WHAT IS NEEDED: Your answer should consist of the lines below that hold the word "title".
┌─ THE RECORDS
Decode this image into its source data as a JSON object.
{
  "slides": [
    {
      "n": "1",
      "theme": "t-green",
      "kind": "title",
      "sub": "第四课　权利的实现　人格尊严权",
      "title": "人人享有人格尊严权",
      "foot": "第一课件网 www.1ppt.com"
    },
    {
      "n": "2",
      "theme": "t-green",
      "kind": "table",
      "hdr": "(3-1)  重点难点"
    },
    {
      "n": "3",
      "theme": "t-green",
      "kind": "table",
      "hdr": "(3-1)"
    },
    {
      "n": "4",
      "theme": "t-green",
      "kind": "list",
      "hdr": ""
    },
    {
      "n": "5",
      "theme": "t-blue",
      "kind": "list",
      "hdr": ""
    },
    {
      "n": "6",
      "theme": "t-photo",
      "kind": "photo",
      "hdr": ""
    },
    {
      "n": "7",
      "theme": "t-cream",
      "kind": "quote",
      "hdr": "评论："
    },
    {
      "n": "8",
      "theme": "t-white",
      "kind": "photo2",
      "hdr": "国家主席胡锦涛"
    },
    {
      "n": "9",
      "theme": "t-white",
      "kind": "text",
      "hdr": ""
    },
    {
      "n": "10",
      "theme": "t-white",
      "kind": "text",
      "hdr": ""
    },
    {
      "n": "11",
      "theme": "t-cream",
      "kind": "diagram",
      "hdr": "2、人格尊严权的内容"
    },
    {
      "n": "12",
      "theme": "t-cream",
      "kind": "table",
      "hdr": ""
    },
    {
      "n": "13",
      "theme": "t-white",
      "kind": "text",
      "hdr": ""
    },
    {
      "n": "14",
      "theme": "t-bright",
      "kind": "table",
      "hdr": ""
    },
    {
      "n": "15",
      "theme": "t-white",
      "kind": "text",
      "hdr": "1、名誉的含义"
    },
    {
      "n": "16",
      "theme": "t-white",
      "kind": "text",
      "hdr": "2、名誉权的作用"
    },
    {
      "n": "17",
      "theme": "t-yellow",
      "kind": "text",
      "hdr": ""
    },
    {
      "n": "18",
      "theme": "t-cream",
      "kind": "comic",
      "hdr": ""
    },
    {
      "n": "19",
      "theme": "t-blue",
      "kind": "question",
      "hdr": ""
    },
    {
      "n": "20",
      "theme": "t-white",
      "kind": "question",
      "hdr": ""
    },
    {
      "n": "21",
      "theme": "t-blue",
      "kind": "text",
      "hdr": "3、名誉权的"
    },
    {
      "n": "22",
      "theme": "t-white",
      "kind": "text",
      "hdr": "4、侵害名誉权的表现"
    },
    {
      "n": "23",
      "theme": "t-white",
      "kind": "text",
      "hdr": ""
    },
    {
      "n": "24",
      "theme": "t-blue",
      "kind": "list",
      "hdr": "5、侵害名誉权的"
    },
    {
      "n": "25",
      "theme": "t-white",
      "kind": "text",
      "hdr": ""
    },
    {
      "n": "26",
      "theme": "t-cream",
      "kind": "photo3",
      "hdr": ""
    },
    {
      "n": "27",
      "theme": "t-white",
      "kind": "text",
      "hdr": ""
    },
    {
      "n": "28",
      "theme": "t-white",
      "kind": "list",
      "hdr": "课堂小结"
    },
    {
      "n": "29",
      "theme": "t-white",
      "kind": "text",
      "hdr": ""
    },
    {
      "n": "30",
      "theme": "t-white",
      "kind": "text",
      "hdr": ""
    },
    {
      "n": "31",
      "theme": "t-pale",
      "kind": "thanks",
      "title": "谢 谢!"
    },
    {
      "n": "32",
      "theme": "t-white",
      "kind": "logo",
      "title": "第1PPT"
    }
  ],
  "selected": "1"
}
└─
SOLUTION TO THE PROBLEM:
      "kind": "title",
      "title": "人人享有人格尊严权",
      "title": "谢 谢!"
      "title": "第1PPT"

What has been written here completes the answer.